## TASK OBJECTIVE
Show the lines below that contain the string "restarts".

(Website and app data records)
★ ★ ★ ★ ★ ★ ★

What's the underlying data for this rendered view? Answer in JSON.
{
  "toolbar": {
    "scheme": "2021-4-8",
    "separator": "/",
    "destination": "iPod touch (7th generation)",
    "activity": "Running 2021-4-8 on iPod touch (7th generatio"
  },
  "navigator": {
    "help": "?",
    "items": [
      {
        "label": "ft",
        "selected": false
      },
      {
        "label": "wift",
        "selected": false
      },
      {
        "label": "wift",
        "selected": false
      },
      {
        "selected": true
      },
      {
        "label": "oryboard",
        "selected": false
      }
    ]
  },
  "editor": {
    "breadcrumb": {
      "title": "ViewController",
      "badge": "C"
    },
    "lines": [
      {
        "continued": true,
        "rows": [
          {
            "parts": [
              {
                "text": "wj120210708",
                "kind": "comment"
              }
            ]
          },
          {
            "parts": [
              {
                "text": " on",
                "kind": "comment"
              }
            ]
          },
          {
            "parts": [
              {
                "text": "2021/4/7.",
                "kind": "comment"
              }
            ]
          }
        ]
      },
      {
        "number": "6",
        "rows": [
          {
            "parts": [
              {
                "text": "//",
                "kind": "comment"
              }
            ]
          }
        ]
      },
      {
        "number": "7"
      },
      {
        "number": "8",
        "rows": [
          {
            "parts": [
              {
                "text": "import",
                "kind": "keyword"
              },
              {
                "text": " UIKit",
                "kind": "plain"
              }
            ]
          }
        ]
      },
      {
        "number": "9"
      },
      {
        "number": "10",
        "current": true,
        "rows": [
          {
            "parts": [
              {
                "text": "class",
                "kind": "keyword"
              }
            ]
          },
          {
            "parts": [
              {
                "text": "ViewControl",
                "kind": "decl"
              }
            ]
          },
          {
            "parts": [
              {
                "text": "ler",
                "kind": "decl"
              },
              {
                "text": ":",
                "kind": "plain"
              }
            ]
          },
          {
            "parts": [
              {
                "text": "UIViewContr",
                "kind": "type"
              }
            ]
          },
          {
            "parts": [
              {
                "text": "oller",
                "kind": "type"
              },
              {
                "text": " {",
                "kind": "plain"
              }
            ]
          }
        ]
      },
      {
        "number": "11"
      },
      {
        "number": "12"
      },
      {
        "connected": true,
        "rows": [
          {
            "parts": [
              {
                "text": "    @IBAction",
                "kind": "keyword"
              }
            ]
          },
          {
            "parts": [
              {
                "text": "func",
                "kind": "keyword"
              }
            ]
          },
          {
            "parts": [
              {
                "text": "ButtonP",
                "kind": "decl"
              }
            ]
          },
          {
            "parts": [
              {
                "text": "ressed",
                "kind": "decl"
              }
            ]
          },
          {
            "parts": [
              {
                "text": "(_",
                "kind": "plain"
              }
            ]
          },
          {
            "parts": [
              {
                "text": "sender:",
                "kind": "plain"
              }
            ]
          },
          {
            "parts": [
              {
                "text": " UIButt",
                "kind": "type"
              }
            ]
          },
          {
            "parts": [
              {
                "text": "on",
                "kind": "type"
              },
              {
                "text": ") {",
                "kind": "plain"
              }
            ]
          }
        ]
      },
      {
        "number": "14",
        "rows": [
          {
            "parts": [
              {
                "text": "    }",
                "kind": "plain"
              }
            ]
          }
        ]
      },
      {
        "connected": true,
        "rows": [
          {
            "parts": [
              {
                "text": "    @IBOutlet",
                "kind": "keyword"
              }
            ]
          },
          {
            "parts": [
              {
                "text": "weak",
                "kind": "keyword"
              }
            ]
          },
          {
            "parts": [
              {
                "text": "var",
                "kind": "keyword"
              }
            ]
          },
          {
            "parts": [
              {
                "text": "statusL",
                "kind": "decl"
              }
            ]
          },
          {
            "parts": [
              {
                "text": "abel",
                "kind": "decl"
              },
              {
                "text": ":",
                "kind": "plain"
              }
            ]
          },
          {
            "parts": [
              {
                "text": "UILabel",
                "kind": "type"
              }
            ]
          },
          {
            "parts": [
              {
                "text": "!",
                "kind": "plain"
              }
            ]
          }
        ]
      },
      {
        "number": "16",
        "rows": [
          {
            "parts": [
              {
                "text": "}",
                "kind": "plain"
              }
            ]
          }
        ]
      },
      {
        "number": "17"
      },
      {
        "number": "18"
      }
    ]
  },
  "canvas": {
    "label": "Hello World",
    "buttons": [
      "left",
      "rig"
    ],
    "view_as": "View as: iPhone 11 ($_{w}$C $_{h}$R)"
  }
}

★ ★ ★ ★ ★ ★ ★

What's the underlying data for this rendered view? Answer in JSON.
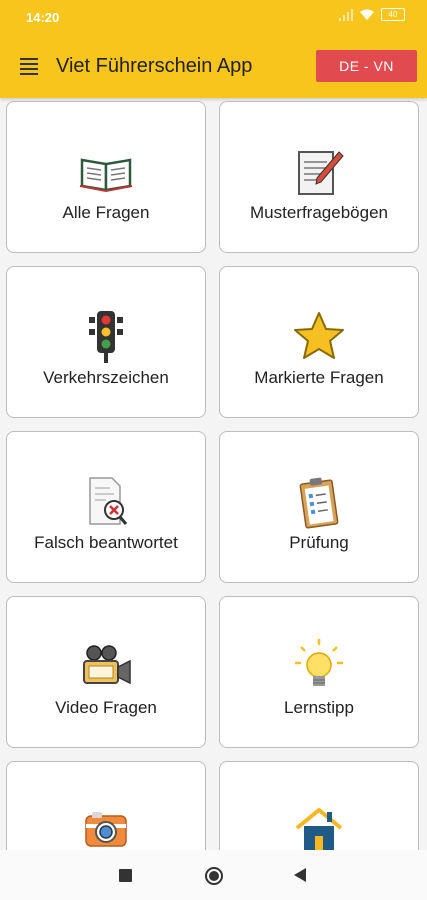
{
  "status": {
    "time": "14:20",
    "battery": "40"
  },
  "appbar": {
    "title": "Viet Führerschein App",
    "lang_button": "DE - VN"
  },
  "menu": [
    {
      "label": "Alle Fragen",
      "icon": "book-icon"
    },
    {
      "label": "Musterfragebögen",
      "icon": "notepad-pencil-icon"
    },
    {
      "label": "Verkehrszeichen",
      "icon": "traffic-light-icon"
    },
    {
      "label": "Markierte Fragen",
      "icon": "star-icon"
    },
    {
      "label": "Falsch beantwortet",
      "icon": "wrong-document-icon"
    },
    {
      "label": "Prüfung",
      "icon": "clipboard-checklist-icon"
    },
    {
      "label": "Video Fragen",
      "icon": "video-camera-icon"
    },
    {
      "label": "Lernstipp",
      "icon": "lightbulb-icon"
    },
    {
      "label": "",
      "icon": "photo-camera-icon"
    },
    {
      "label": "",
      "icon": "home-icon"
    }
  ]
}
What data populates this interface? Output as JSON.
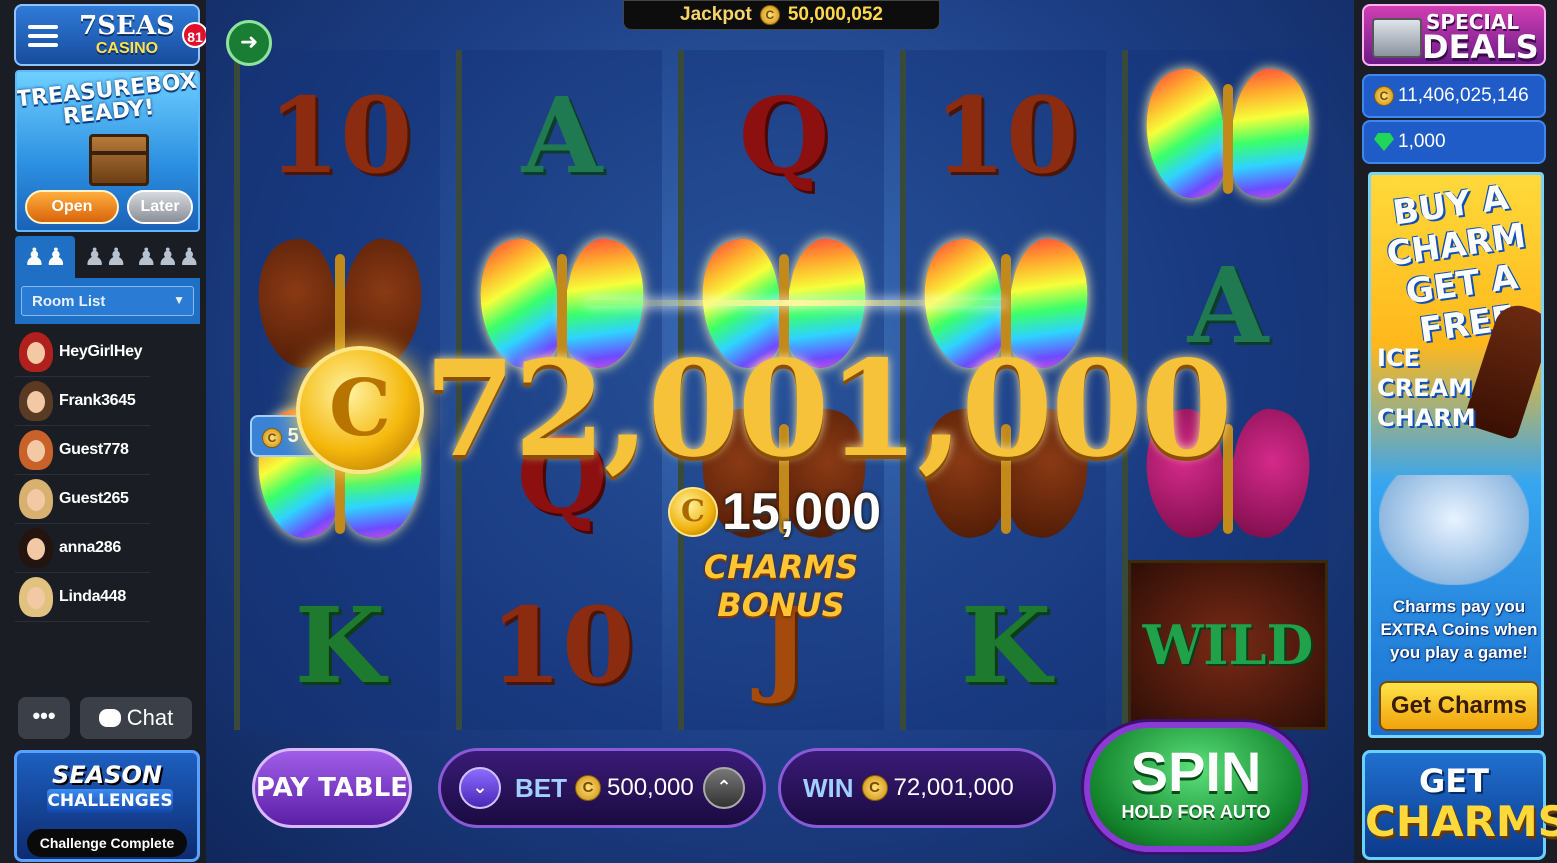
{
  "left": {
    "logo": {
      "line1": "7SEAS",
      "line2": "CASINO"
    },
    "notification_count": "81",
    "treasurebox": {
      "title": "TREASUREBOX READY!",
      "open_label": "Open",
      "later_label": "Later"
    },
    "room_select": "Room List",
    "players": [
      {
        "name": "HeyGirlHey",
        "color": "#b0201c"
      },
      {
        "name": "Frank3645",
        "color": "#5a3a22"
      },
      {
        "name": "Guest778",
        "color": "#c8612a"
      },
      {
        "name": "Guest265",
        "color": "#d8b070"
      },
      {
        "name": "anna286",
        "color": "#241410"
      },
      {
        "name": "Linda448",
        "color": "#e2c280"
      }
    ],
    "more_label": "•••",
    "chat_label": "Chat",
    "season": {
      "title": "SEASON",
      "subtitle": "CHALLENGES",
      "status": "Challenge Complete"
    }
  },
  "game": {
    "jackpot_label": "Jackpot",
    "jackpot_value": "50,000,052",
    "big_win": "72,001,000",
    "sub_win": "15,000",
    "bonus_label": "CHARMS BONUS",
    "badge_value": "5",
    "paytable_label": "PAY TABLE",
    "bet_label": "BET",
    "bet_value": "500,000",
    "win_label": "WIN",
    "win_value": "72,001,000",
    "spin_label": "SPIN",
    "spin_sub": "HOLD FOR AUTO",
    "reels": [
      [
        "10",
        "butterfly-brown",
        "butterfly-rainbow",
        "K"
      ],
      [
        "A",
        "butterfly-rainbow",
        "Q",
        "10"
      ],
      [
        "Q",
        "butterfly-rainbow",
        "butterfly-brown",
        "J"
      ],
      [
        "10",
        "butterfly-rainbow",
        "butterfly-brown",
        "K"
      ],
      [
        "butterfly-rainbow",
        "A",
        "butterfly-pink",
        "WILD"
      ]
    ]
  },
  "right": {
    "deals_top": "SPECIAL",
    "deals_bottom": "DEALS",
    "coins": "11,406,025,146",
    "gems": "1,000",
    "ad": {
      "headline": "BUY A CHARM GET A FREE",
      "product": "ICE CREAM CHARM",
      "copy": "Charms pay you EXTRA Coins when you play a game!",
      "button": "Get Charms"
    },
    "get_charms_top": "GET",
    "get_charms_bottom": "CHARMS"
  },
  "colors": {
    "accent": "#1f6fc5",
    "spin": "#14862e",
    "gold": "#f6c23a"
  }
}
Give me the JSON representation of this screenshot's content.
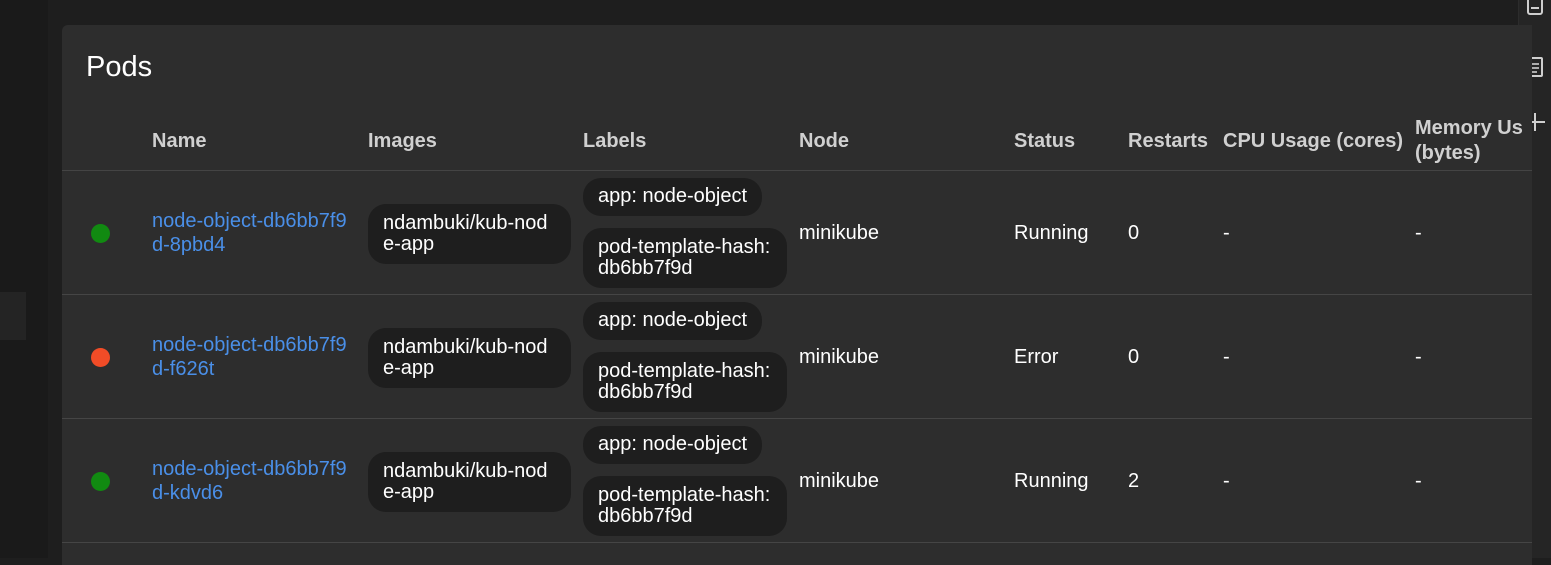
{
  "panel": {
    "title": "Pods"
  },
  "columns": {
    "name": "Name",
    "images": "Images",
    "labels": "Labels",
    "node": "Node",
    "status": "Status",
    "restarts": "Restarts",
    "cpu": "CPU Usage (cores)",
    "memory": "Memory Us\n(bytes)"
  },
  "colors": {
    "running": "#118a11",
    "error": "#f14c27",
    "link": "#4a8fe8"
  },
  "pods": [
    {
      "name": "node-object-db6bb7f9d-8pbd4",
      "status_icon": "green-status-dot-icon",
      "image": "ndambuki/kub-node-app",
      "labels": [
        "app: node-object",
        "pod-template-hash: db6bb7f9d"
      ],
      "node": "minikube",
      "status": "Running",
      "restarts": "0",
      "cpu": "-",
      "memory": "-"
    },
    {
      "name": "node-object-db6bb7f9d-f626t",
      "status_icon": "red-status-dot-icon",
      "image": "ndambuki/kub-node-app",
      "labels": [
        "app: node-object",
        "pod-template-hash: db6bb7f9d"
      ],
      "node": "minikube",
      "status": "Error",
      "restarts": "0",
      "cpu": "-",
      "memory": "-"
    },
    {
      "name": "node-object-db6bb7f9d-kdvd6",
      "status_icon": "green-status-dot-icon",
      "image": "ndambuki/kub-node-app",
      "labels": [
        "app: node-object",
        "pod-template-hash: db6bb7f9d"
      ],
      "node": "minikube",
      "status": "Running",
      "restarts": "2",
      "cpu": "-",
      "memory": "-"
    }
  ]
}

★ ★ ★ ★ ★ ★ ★

## WRITTEN SOLUTION
    "restarts": "Restarts",
      "restarts": "0",
      "restarts": "0",
      "restarts": "2",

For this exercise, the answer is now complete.